Cars are undoubtedly expensive right now. With transaction prices going up without any sign of slowing in demand, some people are looking for desperate ways to gain a set of wheels. Sadly it turns out that a popular option is to steal a Hyundai or Kia, and social media shows you how.
We've been keeping tabs on this stolen Korean car trend on the rise. This became a problem when the city of Milwaukee, WI reported a 2,500% increase in thefts, with two-thirds of those thefts involving a Kia or Hyundai product.
A purge group going by the 'Kia Boys' have shown off their newly stolen cars on social media, inviting more would-be criminals to partake. Videos on TikTok, as well as YouTube, have reportedly been giving out detailed instructions on how easy it is to steal cars from the two brands.

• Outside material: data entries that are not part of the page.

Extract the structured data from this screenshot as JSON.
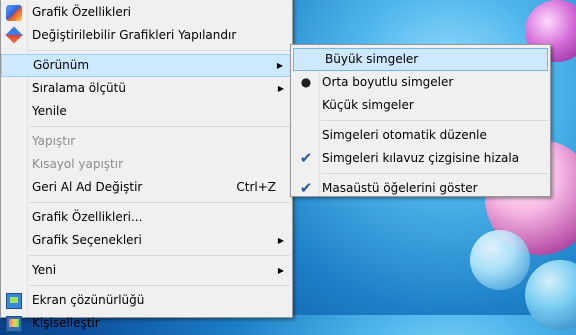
{
  "main_menu": {
    "items": [
      {
        "label": "Grafik Özellikleri"
      },
      {
        "label": "Değiştirilebilir Grafikleri Yapılandır"
      },
      {
        "label": "Görünüm"
      },
      {
        "label": "Sıralama ölçütü"
      },
      {
        "label": "Yenile"
      },
      {
        "label": "Yapıştır"
      },
      {
        "label": "Kısayol yapıştır"
      },
      {
        "label": "Geri Al Ad Değiştir",
        "shortcut": "Ctrl+Z"
      },
      {
        "label": "Grafik Özellikleri..."
      },
      {
        "label": "Grafik Seçenekleri"
      },
      {
        "label": "Yeni"
      },
      {
        "label": "Ekran çözünürlüğü"
      },
      {
        "label": "Kişiselleştir"
      }
    ]
  },
  "sub_menu": {
    "items": [
      {
        "label": "Büyük simgeler"
      },
      {
        "label": "Orta boyutlu simgeler"
      },
      {
        "label": "Küçük simgeler"
      },
      {
        "label": "Simgeleri otomatik düzenle"
      },
      {
        "label": "Simgeleri kılavuz çizgisine hizala"
      },
      {
        "label": "Masaüstü öğelerini göster"
      }
    ]
  },
  "glyphs": {
    "submenu_arrow": "▶",
    "radio_dot": "●",
    "check": "✔"
  },
  "icons": {
    "grafik_properties": "graphics-properties-icon",
    "configure_graphics": "switchable-graphics-icon",
    "screen_resolution": "display-icon",
    "personalize": "personalize-icon"
  },
  "colors": {
    "menu_bg": "#f0f0f0",
    "highlight_bg": "#cde8ff",
    "highlight_border": "#99d1ff",
    "disabled_text": "#8c8c8c"
  }
}
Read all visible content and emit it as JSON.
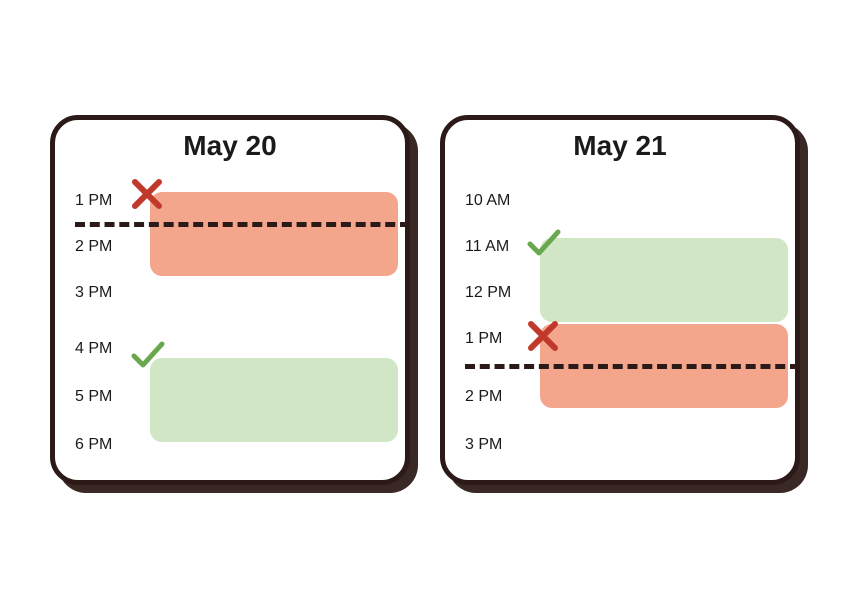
{
  "cards": [
    {
      "title": "May 20",
      "time_labels": [
        "1 PM",
        "2 PM",
        "3 PM",
        "4 PM",
        "5 PM",
        "6 PM"
      ]
    },
    {
      "title": "May 21",
      "time_labels": [
        "10 AM",
        "11 AM",
        "12 PM",
        "1 PM",
        "2 PM",
        "3 PM"
      ]
    }
  ],
  "colors": {
    "red_block": "#f3a68b",
    "green_block": "#d1e6c4",
    "border": "#2b1a17",
    "x_stroke": "#c0392b",
    "check_stroke": "#6aa84f"
  }
}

One YouTube user, referred to as El Mechanic, demonstrated using a USB phone charger. By removing the under-column cowl, the ignition can allegedly be turned on using nothing more than the USB-A connection and inserting it into the ignition slot on the steering column. He claims it overrides the chip in the key, referring to the immobilizer - but the flaw in this logic is that the vehicle he is starting is a 2011-14 Hyundai Sonata. Older Hyundais and Kias did not have immobilizers, and these appear to be the primary focus of the thefts.
The 'Kia Boys' is mentioned by El Mechanic. They're also the source of blame for the mass thefts happening in major cities per police officials. In St. Louis, for example, Spectrum News reported a 254 percent increase in thefts of Kia models and nearly the same jump for Hyundais compared to 2021.
It's not clear if it's certain models that thieves are going for, aware of which vehicles can be stolen or not. One report mentions a Kia Sportage that was stolen and then involved in a fatal collision in Minnesota.
Hyundai and Kia are aware of the issue, having both released statements insisting that all new models sold are fitted with an immobilizer as standard for 2022. Unfortunately, there remain more questions than answers about a permanent fix.
Dealers are reportedly feeling the strain, as it comes down to insurance companies to grant the request for theft repairs. Juston Anderson, general manager of Buerkle Hyundai in Minnesota is looking for a solution.
Speaking to Automotive News, he said, "We're really hoping the manufacturer, at some point, has some guidance that could help us at least have some good news to tell the customer."